Grow Your Own - organically
The organic approach to growing recognises that all living things depend on one another, from pests and soil to flowers and wildlife, all are inter-related - even us. We are all responsible for how we treat the soil and the environment, to safeguard it for future generations.
By using organic methods for your garden, allotment, lawn and flower beds as well as for your fruit and veg, you can 'grow your own' free from pesticides in healthy soil maintained with compost from recycled materials.
Gardens are important spaces for both our relaxation as well as providing a refuge for wildlife; organic growing is safe for you, your family and the environment.

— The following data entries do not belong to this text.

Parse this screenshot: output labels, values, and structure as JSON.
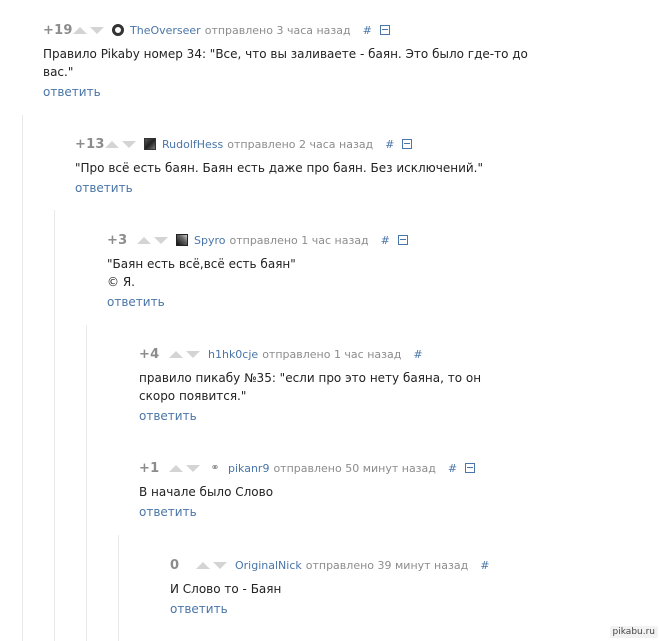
{
  "comments": [
    {
      "rating": "+19",
      "username": "TheOverseer",
      "time": "отправлено 3 часа назад",
      "avatar": "ring-avatar-icon",
      "lines": [
        "Правило Pikaby номер 34: \"Все, что вы заливаете - баян. Это было где-то до",
        "вас.\""
      ],
      "reply": "ответить",
      "hash": "#"
    },
    {
      "rating": "+13",
      "username": "RudolfHess",
      "time": "отправлено 2 часа назад",
      "avatar": "photo-avatar-icon",
      "lines": [
        "\"Про всё есть баян. Баян есть даже про баян. Без исключений.\""
      ],
      "reply": "ответить",
      "hash": "#"
    },
    {
      "rating": "+3",
      "username": "Spyro",
      "time": "отправлено 1 час назад",
      "avatar": "photo-avatar-icon",
      "lines": [
        "\"Баян есть всё,всё есть баян\"",
        "© Я."
      ],
      "reply": "ответить",
      "hash": "#"
    },
    {
      "rating": "+4",
      "username": "h1hk0cje",
      "time": "отправлено 1 час назад",
      "lines": [
        "правило пикабу №35: \"если про это нету баяна, то он",
        "скоро появится.\""
      ],
      "reply": "ответить",
      "hash": "#"
    },
    {
      "rating": "+1",
      "username": "pikanr9",
      "time": "отправлено 50 минут назад",
      "avatar": "link-avatar-icon",
      "lines": [
        "В начале было Слово"
      ],
      "reply": "ответить",
      "hash": "#"
    },
    {
      "rating": "0",
      "username": "OriginalNick",
      "time": "отправлено 39 минут назад",
      "lines": [
        "И Слово то - Баян"
      ],
      "reply": "ответить",
      "hash": "#"
    }
  ],
  "watermark": "pikabu.ru",
  "colors": {
    "link": "#4a75a8",
    "rating": "#8c8c8c",
    "arrow": "#d4d4d4",
    "text": "#222222"
  }
}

Tips for going organic
Feed your soil with homemade compost and leafmould
If you don't already make your own compost from garden and kitchen waste, get started right away. You can make your own compost bin from four posts in the ground, surrounded by chicken wire and lined with cardboard. You may be able to buy one at a special rate from your local council.
Up to half of your household waste (cardboard, junkmail, raw kitchen peelings) can be composted at home to divert it from going to landfill. The compost you make goes back onto your garden, saving on fertilisers and soil conditioners.
Autumn leaves rot down to make leafmould - a pleasant, dark brown, crumbly material - great for improving your soil, conditioning your lawn and mulching your borders. It can be used in seed and potting mixes too.
Put up nest boxes, leave piles of leaves and woody prunings in corners for hibernating creatures, leave areas of long grass where insects and other creatures can hide.
Learn about the creatures in your garden, don't assume that everything is a pest and remember that the goal of organic growing isn't to be pest free, but to maintain a balance. Pests are food for many creatures too; ladybirds need aphids!
If possible, create a pond for wildlife (but don't stock it with fish) this will attract many creatures that are a gardener's friend – frogs, toads, hedgehogs, birds and bats all drink from it or breed in it.
Attract beneficial insects
Sow flowers such as calendula, fennel, Californian poppy and poached egg plant to encourage predatory, pest-controlling insects like hoverflies, lacewings, and ladybirds.
Grow your own food
Growing your own saves on food miles, tastes delicious and couldn't be any fresher. Even a few salad leaves and herbs are better than nothing and can be grown in pots if you have no garden space.
Get started now! See our guide to the 10 easiest vegetables to grow
Join our Heritage Seed Library for the opportunity to grow some wonderful vegetables from a by-gone age and to keep these varieties going for future generations to come. Make your garden an oasis of diversity in a desert of uniformity. Find out more about our Heritage Seed Library here
Use organically grown seeds wherever possible. There's a huge range of organic seeds in the Organic Gardening catalogue
Collect rain water, and reduce the need for watering by improving your soil and growing appropriate plants
Use grass clippings as a mulch around plants in borders and established vegetables, such as runner beans and cabbages – it keeps moisture in the soil saving on watering.
Think globally, act locally
Make local sources your first choice and consider environmental implications when choosing materials for hard landscaping, fencing, and so forth.
Play to your garden's strengths to make the most of its particular characteristics.
A few things to avoid
Stop using herbicides for weed control, especially on lawns where this is completely unnessary unless you are managing a bowling green. Raise the mower blade to about 1in/2.5cm and let the clippings fly to help feed the lawn, only remove them in spring and autumn and cut lawns regularly so that only short clippings are produced that quickly rot away.
Say 'NO' to genetically modified varieties, slug pellets and wood treated with preservatives.